• Exercise brief
In the data below, find every line with the string "Using" and pull it out.

(Items from an interface collection)
_ _ _ _
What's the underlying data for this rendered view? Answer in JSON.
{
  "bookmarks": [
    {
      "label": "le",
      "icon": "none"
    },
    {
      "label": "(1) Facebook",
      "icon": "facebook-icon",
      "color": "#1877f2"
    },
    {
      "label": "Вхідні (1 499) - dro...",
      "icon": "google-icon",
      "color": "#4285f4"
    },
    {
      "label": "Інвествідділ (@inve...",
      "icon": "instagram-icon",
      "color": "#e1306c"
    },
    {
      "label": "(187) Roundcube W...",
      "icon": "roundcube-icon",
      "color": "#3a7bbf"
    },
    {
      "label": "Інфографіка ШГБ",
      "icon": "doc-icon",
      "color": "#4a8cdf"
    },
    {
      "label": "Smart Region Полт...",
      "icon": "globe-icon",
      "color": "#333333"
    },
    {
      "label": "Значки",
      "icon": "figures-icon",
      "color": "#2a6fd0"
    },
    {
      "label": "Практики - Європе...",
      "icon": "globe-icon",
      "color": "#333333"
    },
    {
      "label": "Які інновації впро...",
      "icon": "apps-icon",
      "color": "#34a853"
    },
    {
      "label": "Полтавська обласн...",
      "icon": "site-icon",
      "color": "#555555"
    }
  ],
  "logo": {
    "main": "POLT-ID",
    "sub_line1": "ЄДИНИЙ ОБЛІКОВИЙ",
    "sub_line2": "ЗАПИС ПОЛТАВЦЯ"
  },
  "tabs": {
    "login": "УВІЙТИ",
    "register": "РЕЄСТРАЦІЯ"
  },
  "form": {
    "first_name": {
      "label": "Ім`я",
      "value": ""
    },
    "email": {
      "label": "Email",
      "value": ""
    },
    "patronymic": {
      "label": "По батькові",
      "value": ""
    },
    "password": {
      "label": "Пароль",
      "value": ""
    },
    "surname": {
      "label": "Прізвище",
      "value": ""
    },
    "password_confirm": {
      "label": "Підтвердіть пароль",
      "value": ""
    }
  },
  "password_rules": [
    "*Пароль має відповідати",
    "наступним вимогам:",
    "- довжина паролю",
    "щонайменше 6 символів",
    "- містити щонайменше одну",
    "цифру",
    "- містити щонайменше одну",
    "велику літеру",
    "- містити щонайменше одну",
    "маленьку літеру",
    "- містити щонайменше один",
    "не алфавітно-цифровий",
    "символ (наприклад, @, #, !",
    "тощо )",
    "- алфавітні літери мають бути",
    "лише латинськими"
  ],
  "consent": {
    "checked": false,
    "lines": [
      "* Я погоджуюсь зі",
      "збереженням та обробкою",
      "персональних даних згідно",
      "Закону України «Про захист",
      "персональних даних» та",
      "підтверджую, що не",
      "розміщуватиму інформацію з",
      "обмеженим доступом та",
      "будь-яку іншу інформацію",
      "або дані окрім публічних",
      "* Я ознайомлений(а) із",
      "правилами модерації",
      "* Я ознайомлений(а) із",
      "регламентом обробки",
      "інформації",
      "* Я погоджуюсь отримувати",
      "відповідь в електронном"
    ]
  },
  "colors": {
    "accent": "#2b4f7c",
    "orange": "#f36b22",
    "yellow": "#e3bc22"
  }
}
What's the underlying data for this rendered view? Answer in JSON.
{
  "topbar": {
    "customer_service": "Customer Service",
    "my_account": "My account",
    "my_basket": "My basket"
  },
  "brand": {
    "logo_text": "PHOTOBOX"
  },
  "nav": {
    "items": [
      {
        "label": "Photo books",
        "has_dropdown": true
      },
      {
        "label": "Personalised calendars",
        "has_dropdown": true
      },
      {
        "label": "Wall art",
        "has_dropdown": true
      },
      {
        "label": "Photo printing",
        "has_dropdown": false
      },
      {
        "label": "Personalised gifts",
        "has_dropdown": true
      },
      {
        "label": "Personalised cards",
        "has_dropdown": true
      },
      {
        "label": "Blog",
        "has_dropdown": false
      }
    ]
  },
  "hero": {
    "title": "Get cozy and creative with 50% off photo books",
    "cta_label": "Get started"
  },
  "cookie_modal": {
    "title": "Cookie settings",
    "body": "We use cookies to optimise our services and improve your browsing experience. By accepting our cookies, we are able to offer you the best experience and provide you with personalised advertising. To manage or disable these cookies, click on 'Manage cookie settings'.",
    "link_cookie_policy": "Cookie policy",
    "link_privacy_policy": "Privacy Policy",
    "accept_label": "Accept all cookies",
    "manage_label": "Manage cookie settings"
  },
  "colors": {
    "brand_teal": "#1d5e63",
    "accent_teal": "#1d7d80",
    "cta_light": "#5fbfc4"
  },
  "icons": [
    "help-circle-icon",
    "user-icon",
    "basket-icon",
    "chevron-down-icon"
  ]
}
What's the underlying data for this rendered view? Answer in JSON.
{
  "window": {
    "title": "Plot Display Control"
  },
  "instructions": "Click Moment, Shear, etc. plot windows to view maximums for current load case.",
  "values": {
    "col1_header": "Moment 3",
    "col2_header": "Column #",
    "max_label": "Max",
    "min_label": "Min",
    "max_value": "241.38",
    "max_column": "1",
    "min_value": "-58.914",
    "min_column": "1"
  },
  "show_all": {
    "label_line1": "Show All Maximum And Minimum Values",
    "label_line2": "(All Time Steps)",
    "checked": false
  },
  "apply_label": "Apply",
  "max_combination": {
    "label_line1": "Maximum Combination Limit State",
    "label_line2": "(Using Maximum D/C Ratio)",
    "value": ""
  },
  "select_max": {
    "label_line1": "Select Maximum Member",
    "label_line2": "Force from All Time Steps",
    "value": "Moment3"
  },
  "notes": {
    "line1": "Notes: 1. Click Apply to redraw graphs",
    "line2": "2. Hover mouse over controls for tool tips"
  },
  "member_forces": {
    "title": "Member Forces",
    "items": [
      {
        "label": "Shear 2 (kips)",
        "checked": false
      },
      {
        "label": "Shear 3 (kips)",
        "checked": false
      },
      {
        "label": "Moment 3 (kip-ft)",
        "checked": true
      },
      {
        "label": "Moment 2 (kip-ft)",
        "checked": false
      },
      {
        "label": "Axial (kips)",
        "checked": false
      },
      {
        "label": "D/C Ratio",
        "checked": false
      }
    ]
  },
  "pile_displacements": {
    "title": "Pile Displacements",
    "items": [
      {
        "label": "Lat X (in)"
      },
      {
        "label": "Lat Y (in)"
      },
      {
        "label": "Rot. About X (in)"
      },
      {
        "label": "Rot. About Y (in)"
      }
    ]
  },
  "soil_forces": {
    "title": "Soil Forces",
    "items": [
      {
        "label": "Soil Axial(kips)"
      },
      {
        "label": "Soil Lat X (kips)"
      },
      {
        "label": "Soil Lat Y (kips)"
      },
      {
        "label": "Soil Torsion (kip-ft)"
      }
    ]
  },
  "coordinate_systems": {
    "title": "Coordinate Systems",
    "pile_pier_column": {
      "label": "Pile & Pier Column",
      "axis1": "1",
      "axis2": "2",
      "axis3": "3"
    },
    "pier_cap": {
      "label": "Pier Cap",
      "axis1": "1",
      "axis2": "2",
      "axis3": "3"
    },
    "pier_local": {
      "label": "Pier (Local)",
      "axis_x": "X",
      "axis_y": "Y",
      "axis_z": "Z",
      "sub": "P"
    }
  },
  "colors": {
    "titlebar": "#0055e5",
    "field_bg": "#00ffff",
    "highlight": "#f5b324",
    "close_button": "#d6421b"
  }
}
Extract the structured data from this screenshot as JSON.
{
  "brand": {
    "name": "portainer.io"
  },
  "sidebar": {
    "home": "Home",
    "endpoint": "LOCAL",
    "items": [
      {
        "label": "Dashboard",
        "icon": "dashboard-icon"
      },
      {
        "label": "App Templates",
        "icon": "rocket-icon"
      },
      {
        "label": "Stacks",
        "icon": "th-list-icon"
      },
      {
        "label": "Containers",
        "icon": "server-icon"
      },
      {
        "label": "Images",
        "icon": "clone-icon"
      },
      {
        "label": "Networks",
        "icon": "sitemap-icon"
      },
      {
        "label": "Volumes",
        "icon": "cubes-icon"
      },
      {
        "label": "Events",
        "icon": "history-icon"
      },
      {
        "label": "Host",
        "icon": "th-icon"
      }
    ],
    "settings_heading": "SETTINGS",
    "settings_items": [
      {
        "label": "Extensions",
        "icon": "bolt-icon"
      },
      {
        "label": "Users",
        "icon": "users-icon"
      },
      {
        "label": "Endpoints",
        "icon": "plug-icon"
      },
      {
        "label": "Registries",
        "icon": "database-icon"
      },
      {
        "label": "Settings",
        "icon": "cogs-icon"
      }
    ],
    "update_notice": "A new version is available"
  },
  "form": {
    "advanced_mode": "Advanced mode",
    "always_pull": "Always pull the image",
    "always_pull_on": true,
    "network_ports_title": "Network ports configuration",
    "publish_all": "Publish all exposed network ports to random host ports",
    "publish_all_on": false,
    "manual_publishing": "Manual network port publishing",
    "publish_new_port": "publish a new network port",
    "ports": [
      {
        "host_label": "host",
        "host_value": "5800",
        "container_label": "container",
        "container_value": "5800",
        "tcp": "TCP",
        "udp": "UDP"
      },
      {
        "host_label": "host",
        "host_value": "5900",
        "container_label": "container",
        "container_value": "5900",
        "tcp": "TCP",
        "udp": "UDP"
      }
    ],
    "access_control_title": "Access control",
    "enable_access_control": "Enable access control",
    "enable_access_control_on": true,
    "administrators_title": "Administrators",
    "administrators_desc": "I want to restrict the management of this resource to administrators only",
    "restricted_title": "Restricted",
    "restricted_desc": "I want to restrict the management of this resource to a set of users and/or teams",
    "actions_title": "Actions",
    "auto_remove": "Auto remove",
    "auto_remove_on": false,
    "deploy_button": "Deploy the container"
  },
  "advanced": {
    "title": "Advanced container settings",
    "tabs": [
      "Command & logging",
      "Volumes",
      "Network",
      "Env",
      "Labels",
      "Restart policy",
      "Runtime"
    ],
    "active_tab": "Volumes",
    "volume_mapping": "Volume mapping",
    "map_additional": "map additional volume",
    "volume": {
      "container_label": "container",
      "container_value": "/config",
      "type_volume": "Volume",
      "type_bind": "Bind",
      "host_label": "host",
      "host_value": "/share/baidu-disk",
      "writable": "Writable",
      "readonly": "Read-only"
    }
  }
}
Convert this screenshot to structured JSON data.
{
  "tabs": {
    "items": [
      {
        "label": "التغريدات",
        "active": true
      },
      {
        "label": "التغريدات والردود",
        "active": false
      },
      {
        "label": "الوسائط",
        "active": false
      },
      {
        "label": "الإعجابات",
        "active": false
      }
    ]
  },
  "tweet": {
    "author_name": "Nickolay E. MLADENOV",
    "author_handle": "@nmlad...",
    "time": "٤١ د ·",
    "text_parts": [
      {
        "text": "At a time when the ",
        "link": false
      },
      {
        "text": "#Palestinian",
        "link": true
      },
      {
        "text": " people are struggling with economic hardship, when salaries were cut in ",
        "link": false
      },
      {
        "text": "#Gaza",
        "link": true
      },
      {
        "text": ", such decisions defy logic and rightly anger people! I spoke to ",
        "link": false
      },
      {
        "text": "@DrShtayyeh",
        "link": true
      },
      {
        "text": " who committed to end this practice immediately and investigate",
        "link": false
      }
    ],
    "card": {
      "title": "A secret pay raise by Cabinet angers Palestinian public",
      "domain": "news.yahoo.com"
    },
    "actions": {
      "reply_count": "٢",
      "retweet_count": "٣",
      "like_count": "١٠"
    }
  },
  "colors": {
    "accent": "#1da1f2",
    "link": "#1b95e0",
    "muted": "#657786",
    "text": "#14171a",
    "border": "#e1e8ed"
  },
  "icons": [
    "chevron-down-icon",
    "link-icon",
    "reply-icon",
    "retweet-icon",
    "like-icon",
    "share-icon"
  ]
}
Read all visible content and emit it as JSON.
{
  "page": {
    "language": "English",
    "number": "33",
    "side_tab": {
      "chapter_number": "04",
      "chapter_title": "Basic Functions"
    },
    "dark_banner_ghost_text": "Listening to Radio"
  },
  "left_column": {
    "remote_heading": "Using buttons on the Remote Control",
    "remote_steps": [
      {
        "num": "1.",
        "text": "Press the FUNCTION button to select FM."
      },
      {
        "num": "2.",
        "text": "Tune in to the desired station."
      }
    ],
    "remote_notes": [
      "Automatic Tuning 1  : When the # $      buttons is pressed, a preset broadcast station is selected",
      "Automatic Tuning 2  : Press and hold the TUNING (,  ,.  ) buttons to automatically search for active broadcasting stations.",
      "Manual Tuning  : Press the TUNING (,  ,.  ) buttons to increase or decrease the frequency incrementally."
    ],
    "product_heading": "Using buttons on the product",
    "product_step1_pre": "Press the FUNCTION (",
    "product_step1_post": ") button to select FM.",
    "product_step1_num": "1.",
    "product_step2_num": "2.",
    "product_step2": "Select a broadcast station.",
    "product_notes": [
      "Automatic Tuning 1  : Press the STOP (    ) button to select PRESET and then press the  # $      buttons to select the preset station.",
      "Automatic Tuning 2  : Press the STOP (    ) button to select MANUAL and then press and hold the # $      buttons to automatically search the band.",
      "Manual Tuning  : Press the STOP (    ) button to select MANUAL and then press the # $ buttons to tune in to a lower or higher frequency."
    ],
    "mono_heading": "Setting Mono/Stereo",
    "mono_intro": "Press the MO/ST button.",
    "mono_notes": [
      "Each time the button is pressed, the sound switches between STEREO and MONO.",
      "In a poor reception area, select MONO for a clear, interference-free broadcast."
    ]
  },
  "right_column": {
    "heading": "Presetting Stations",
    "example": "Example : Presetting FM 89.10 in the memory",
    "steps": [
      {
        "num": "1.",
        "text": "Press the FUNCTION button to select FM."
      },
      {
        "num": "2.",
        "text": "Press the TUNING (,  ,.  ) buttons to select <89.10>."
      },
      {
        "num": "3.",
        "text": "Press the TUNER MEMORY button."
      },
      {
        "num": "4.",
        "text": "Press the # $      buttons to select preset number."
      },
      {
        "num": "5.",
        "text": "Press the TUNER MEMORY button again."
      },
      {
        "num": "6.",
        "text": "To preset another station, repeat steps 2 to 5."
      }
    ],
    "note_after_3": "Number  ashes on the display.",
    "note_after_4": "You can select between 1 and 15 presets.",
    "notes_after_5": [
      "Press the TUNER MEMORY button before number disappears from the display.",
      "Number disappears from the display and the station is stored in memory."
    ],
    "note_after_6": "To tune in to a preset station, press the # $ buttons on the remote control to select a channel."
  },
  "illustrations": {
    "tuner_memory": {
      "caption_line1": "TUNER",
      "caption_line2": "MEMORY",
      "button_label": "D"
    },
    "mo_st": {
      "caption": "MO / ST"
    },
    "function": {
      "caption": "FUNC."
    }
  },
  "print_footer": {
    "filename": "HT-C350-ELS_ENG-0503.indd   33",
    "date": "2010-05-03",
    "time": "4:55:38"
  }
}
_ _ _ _
• Result for this exercise
    "label_line2": "(Using Maximum D/C Ratio)",
    "remote_heading": "Using buttons on the Remote Control",
    "product_heading": "Using buttons on the product",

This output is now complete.